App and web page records
★ ★ ★

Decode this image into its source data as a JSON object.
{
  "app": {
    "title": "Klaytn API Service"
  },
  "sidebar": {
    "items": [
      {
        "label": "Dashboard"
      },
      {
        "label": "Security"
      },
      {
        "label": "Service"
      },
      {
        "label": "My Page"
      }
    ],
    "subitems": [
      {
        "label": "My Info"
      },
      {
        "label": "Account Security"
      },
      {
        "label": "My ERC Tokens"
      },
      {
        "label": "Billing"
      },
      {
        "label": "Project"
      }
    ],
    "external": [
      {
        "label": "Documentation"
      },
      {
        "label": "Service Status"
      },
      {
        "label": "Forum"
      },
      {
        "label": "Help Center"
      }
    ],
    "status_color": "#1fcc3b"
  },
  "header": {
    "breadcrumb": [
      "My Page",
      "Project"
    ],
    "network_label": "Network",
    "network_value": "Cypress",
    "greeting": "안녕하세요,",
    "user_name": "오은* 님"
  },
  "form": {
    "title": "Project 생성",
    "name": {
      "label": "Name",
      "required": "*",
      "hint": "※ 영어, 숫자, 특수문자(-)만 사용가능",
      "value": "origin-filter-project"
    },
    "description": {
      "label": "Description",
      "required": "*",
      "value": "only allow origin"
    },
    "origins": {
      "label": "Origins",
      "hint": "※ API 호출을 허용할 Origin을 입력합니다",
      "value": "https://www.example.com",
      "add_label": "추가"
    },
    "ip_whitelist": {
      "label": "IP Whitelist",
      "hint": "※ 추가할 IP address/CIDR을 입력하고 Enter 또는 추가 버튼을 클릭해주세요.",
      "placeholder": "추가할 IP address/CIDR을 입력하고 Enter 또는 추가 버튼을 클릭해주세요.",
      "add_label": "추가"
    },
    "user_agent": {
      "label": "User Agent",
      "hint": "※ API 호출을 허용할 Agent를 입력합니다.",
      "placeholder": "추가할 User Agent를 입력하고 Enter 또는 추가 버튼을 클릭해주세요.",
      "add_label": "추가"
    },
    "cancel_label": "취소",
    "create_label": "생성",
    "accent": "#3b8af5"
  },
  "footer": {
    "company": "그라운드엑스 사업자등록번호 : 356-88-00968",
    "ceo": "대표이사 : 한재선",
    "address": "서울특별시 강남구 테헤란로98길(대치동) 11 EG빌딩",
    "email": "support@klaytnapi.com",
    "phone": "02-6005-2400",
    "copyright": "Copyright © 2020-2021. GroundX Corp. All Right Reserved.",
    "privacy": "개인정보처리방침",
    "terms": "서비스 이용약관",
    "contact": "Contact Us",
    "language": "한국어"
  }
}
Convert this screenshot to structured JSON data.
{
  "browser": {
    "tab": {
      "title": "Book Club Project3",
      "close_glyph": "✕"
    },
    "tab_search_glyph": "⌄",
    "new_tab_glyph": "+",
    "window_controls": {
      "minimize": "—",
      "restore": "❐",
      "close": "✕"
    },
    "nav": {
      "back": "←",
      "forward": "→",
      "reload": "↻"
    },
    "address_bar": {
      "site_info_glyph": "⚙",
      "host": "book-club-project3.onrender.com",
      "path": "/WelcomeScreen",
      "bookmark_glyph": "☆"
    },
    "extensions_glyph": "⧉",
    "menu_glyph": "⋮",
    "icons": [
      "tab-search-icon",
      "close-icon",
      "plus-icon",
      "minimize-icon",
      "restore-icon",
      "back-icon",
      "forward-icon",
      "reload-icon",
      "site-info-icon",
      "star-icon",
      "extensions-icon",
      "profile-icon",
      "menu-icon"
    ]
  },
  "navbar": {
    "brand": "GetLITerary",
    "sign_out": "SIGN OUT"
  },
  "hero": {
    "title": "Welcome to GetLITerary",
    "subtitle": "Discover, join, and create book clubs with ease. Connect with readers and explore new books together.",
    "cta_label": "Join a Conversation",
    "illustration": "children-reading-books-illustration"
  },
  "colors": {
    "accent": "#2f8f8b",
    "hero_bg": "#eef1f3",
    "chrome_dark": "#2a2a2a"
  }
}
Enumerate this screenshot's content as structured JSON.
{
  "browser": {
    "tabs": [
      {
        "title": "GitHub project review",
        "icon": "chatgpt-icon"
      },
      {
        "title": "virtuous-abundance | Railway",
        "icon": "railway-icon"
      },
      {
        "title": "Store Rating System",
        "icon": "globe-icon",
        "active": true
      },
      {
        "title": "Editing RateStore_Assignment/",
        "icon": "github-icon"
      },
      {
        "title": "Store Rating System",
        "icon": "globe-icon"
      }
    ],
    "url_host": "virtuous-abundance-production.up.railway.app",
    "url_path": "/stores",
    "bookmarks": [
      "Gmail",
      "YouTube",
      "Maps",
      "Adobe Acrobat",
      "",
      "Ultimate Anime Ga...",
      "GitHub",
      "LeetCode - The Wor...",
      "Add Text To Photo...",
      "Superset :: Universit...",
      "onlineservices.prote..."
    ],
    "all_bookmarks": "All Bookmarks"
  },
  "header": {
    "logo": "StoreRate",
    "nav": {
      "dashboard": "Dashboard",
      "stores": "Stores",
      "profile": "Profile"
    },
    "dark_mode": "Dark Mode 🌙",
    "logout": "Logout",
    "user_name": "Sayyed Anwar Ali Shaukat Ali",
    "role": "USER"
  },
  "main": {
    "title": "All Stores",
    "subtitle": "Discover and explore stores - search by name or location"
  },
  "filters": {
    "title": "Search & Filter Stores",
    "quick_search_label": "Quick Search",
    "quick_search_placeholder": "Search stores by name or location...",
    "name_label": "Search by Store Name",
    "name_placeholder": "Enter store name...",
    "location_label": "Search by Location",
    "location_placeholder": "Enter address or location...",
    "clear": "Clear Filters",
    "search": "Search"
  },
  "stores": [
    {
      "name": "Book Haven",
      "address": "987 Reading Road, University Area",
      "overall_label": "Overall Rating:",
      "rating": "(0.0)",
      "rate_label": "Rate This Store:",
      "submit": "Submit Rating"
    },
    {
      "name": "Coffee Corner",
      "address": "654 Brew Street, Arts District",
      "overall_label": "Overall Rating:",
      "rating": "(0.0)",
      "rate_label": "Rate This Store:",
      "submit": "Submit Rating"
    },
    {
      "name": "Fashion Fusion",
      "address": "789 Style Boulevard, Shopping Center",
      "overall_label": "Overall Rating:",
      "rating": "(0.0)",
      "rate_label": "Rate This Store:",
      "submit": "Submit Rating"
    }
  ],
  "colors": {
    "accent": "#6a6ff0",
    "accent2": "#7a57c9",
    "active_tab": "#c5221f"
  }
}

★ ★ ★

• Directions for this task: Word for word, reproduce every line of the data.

• Answer to the exercise:
Decode this image into its source data as a JSON object.
{
  "app": {
    "title": "Klaytn API Service"
  },
  "sidebar": {
    "items": [
      {
        "label": "Dashboard"
      },
      {
        "label": "Security"
      },
      {
        "label": "Service"
      },
      {
        "label": "My Page"
      }
    ],
    "subitems": [
      {
        "label": "My Info"
      },
      {
        "label": "Account Security"
      },
      {
        "label": "My ERC Tokens"
      },
      {
        "label": "Billing"
      },
      {
        "label": "Project"
      }
    ],
    "external": [
      {
        "label": "Documentation"
      },
      {
        "label": "Service Status"
      },
      {
        "label": "Forum"
      },
      {
        "label": "Help Center"
      }
    ],
    "status_color": "#1fcc3b"
  },
  "header": {
    "breadcrumb": [
      "My Page",
      "Project"
    ],
    "network_label": "Network",
    "network_value": "Cypress",
    "greeting": "안녕하세요,",
    "user_name": "오은* 님"
  },
  "form": {
    "title": "Project 생성",
    "name": {
      "label": "Name",
      "required": "*",
      "hint": "※ 영어, 숫자, 특수문자(-)만 사용가능",
      "value": "origin-filter-project"
    },
    "description": {
      "label": "Description",
      "required": "*",
      "value": "only allow origin"
    },
    "origins": {
      "label": "Origins",
      "hint": "※ API 호출을 허용할 Origin을 입력합니다",
      "value": "https://www.example.com",
      "add_label": "추가"
    },
    "ip_whitelist": {
      "label": "IP Whitelist",
      "hint": "※ 추가할 IP address/CIDR을 입력하고 Enter 또는 추가 버튼을 클릭해주세요.",
      "placeholder": "추가할 IP address/CIDR을 입력하고 Enter 또는 추가 버튼을 클릭해주세요.",
      "add_label": "추가"
    },
    "user_agent": {
      "label": "User Agent",
      "hint": "※ API 호출을 허용할 Agent를 입력합니다.",
      "placeholder": "추가할 User Agent를 입력하고 Enter 또는 추가 버튼을 클릭해주세요.",
      "add_label": "추가"
    },
    "cancel_label": "취소",
    "create_label": "생성",
    "accent": "#3b8af5"
  },
  "footer": {
    "company": "그라운드엑스 사업자등록번호 : 356-88-00968",
    "ceo": "대표이사 : 한재선",
    "address": "서울특별시 강남구 테헤란로98길(대치동) 11 EG빌딩",
    "email": "support@klaytnapi.com",
    "phone": "02-6005-2400",
    "copyright": "Copyright © 2020-2021. GroundX Corp. All Right Reserved.",
    "privacy": "개인정보처리방침",
    "terms": "서비스 이용약관",
    "contact": "Contact Us",
    "language": "한국어"
  }
}
Convert this screenshot to structured JSON data.
{
  "browser": {
    "tab": {
      "title": "Book Club Project3",
      "close_glyph": "✕"
    },
    "tab_search_glyph": "⌄",
    "new_tab_glyph": "+",
    "window_controls": {
      "minimize": "—",
      "restore": "❐",
      "close": "✕"
    },
    "nav": {
      "back": "←",
      "forward": "→",
      "reload": "↻"
    },
    "address_bar": {
      "site_info_glyph": "⚙",
      "host": "book-club-project3.onrender.com",
      "path": "/WelcomeScreen",
      "bookmark_glyph": "☆"
    },
    "extensions_glyph": "⧉",
    "menu_glyph": "⋮",
    "icons": [
      "tab-search-icon",
      "close-icon",
      "plus-icon",
      "minimize-icon",
      "restore-icon",
      "back-icon",
      "forward-icon",
      "reload-icon",
      "site-info-icon",
      "star-icon",
      "extensions-icon",
      "profile-icon",
      "menu-icon"
    ]
  },
  "navbar": {
    "brand": "GetLITerary",
    "sign_out": "SIGN OUT"
  },
  "hero": {
    "title": "Welcome to GetLITerary",
    "subtitle": "Discover, join, and create book clubs with ease. Connect with readers and explore new books together.",
    "cta_label": "Join a Conversation",
    "illustration": "children-reading-books-illustration"
  },
  "colors": {
    "accent": "#2f8f8b",
    "hero_bg": "#eef1f3",
    "chrome_dark": "#2a2a2a"
  }
}
Enumerate this screenshot's content as structured JSON.
{
  "browser": {
    "tabs": [
      {
        "title": "GitHub project review",
        "icon": "chatgpt-icon"
      },
      {
        "title": "virtuous-abundance | Railway",
        "icon": "railway-icon"
      },
      {
        "title": "Store Rating System",
        "icon": "globe-icon",
        "active": true
      },
      {
        "title": "Editing RateStore_Assignment/",
        "icon": "github-icon"
      },
      {
        "title": "Store Rating System",
        "icon": "globe-icon"
      }
    ],
    "url_host": "virtuous-abundance-production.up.railway.app",
    "url_path": "/stores",
    "bookmarks": [
      "Gmail",
      "YouTube",
      "Maps",
      "Adobe Acrobat",
      "",
      "Ultimate Anime Ga...",
      "GitHub",
      "LeetCode - The Wor...",
      "Add Text To Photo...",
      "Superset :: Universit...",
      "onlineservices.prote..."
    ],
    "all_bookmarks": "All Bookmarks"
  },
  "header": {
    "logo": "StoreRate",
    "nav": {
      "dashboard": "Dashboard",
      "stores": "Stores",
      "profile": "Profile"
    },
    "dark_mode": "Dark Mode 🌙",
    "logout": "Logout",
    "user_name": "Sayyed Anwar Ali Shaukat Ali",
    "role": "USER"
  },
  "main": {
    "title": "All Stores",
    "subtitle": "Discover and explore stores - search by name or location"
  },
  "filters": {
    "title": "Search & Filter Stores",
    "quick_search_label": "Quick Search",
    "quick_search_placeholder": "Search stores by name or location...",
    "name_label": "Search by Store Name",
    "name_placeholder": "Enter store name...",
    "location_label": "Search by Location",
    "location_placeholder": "Enter address or location...",
    "clear": "Clear Filters",
    "search": "Search"
  },
  "stores": [
    {
      "name": "Book Haven",
      "address": "987 Reading Road, University Area",
      "overall_label": "Overall Rating:",
      "rating": "(0.0)",
      "rate_label": "Rate This Store:",
      "submit": "Submit Rating"
    },
    {
      "name": "Coffee Corner",
      "address": "654 Brew Street, Arts District",
      "overall_label": "Overall Rating:",
      "rating": "(0.0)",
      "rate_label": "Rate This Store:",
      "submit": "Submit Rating"
    },
    {
      "name": "Fashion Fusion",
      "address": "789 Style Boulevard, Shopping Center",
      "overall_label": "Overall Rating:",
      "rating": "(0.0)",
      "rate_label": "Rate This Store:",
      "submit": "Submit Rating"
    }
  ],
  "colors": {
    "accent": "#6a6ff0",
    "accent2": "#7a57c9",
    "active_tab": "#c5221f"
  }
}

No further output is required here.